I keep staring at the slices of Axis sausage on my plate. Once this conversation got really rolling, I just nibbled at my crackers. Right now I am in no mood for any kind of meat.
“Partially defatted cooked pork fatty tissure, partially defatted cooked beef fatty tissure, stuff like that, that don’t tell you nothin’. All that does is confuse me.” The old lady is animated now.
Winship laughs out loud. “And don’t forget sodium erythorbate, dextrose, sodium nitrate, sodium nitrite, corn syrup, lactic acid, hydrolyzed corn gluten, wheat gluten proteins, water, and Lord knows what other little dribblings to do this and that to keep it marginally fit for human consumption.”
“Give me head cheese any day,” Mr. Pate says.
I spin around and look at him. “What? That sounds about as appetizing as ear wax or TOE cheese.”
“Y’ain’t heard of head cheese?”
“Yes, I have heard of it, but I don’t know what it is.”
“Made out of the head meat off a pig,” he says.
Winship now takes the floor, so to speak. Having been to medical school and all, he knows a great deal more about most things than the average person. “What they do is clean the head and boil it until all the meat falls off the bone. Then they take the meat and chop it up and season it and put it back in the water it was boiled in. They pour it into molds and chill it, and what comes out is a jellied loaf that can be sliced. I don’t eat it myself, but Mr. Pate finds it a delicacy.”
Like Scarlett in the garden, I lift my eyes to the heavens and declare, “As God is my witness, I will never be hungry again.”
“Aw, Perfesser, we talkin’ about stuff you buy in the store.” She points to my plate. “That sausage there ain’t got nothin’ but Axis deer meat and the best cuts of hog meat in it. I don’t even take a chanch of it goin’ bad just layin’ around and freeze it. I unthawed that just this mornin’.”
“Just this mornin’.”

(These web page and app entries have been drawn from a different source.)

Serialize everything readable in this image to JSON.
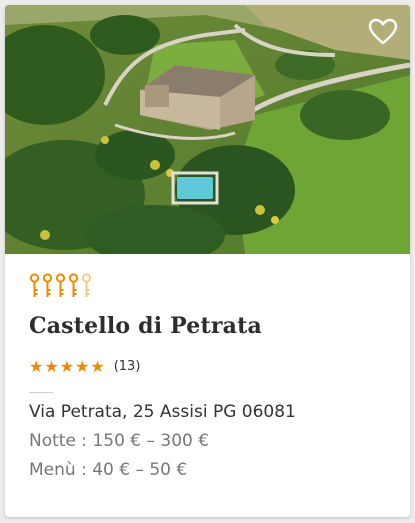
{
  "listing": {
    "photo_alt": "aerial-view-castle-pool",
    "favorite_icon": "heart-outline-icon",
    "keys": {
      "total": 5,
      "filled": 4,
      "icon": "key-icon",
      "color_filled": "#f08a00",
      "color_empty": "#f6c98a"
    },
    "title": "Castello di Petrata",
    "rating": {
      "stars_text": "★★★★★",
      "count_text": "(13)",
      "value": 5,
      "color": "#f08a00"
    },
    "address": "Via Petrata, 25 Assisi PG 06081",
    "night_price": "Notte : 150 € – 300 €",
    "menu_price": "Menù : 40 € – 50 €"
  }
}
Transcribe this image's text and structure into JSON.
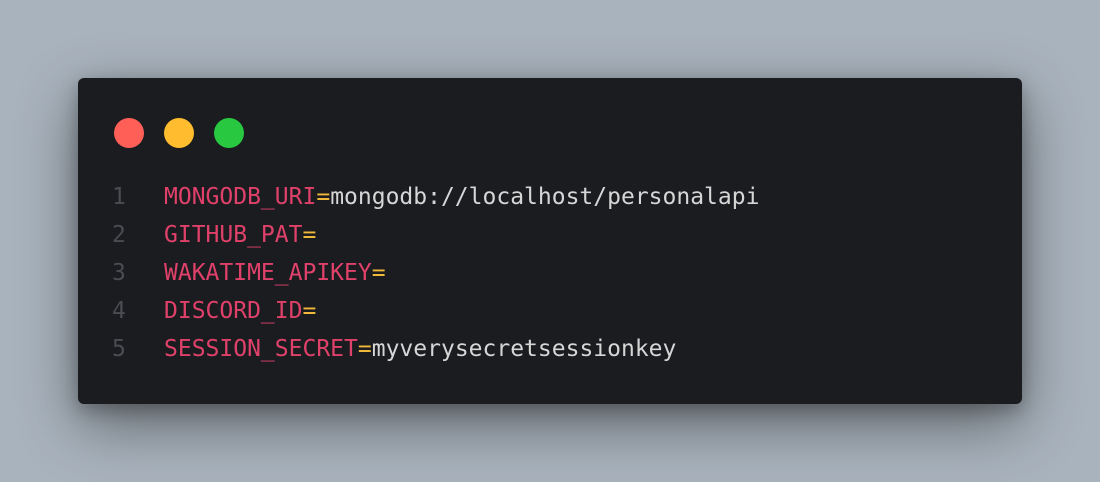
{
  "colors": {
    "close": "#ff5f57",
    "minimize": "#febc2e",
    "maximize": "#28c840"
  },
  "lines": [
    {
      "num": "1",
      "key": "MONGODB_URI",
      "eq": "=",
      "value": "mongodb://localhost/personalapi"
    },
    {
      "num": "2",
      "key": "GITHUB_PAT",
      "eq": "=",
      "value": ""
    },
    {
      "num": "3",
      "key": "WAKATIME_APIKEY",
      "eq": "=",
      "value": ""
    },
    {
      "num": "4",
      "key": "DISCORD_ID",
      "eq": "=",
      "value": ""
    },
    {
      "num": "5",
      "key": "SESSION_SECRET",
      "eq": "=",
      "value": "myverysecretsessionkey"
    }
  ]
}
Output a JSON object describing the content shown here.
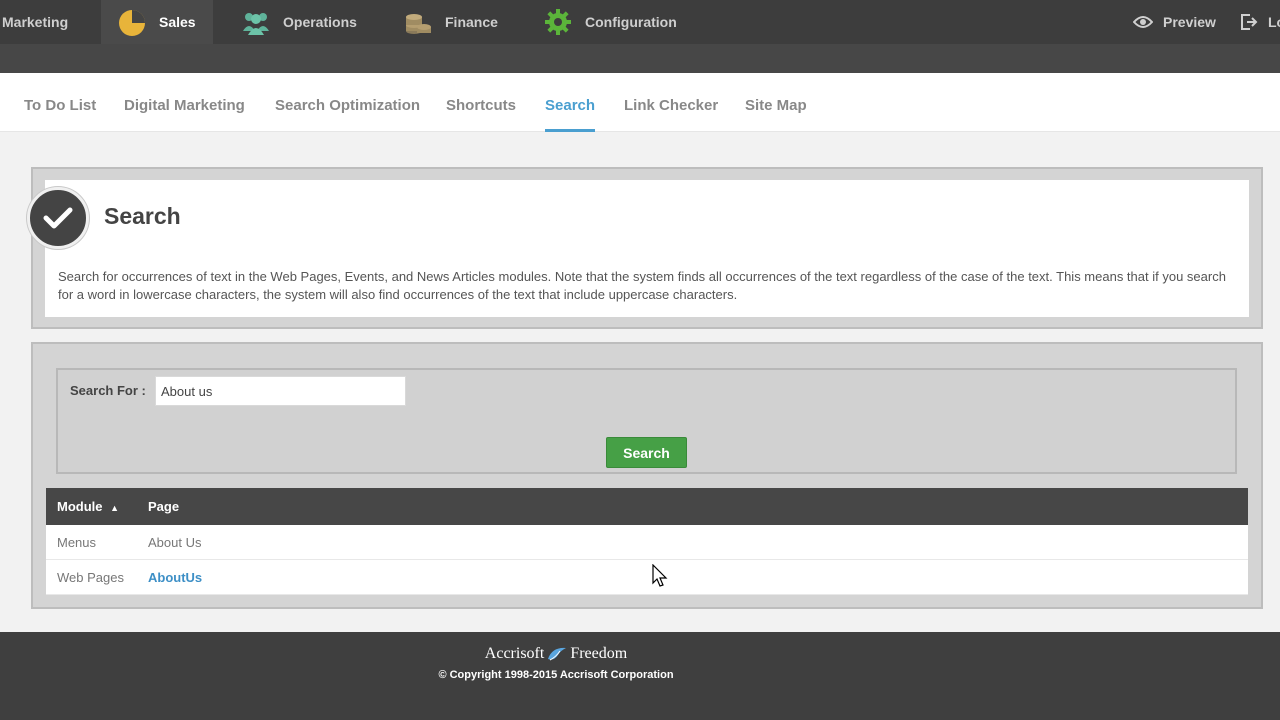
{
  "topnav": {
    "items": [
      {
        "label": "Marketing",
        "icon": "marketing-icon",
        "active": false
      },
      {
        "label": "Sales",
        "icon": "pie-chart-icon",
        "active": true
      },
      {
        "label": "Operations",
        "icon": "people-icon",
        "active": false
      },
      {
        "label": "Finance",
        "icon": "coins-icon",
        "active": false
      },
      {
        "label": "Configuration",
        "icon": "gear-icon",
        "active": false
      }
    ],
    "preview_label": "Preview",
    "logout_label": "Log"
  },
  "subnav": {
    "tabs": [
      {
        "label": "To Do List",
        "active": false
      },
      {
        "label": "Digital Marketing",
        "active": false
      },
      {
        "label": "Search Optimization",
        "active": false
      },
      {
        "label": "Shortcuts",
        "active": false
      },
      {
        "label": "Search",
        "active": true
      },
      {
        "label": "Link Checker",
        "active": false
      },
      {
        "label": "Site Map",
        "active": false
      }
    ]
  },
  "page": {
    "title": "Search",
    "description": "Search for occurrences of text in the Web Pages, Events, and News Articles modules. Note that the system finds all occurrences of the text regardless of the case of the text. This means that if you search for a word in lowercase characters, the system will also find occurrences of the text that include uppercase characters."
  },
  "search": {
    "label": "Search For :",
    "value": "About us",
    "button_label": "Search"
  },
  "results": {
    "columns": [
      "Module",
      "Page"
    ],
    "sort_indicator": "▲",
    "rows": [
      {
        "module": "Menus",
        "page": "About Us",
        "page_is_link": false
      },
      {
        "module": "Web Pages",
        "page": "AboutUs",
        "page_is_link": true
      }
    ]
  },
  "footer": {
    "brand_left": "Accrisoft",
    "brand_right": "Freedom",
    "copyright": "© Copyright 1998-2015 Accrisoft Corporation"
  },
  "colors": {
    "accent": "#4a9fd0",
    "button_green": "#46a046",
    "topbar": "#3d3d3d",
    "link": "#3d8fc6"
  }
}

I stand up. “Uh, Bob, I guess we’d better be going, don’t you think? I wanted to hunt a little while this afternoon.”
He nods and rises and we say our goodbyes.
“She unthawed it just this morning,” I mutter as we walk along the caliche road toward home, our feet making little whispering sounds, and then we don’t talk for a long time. When we do, it is not about food.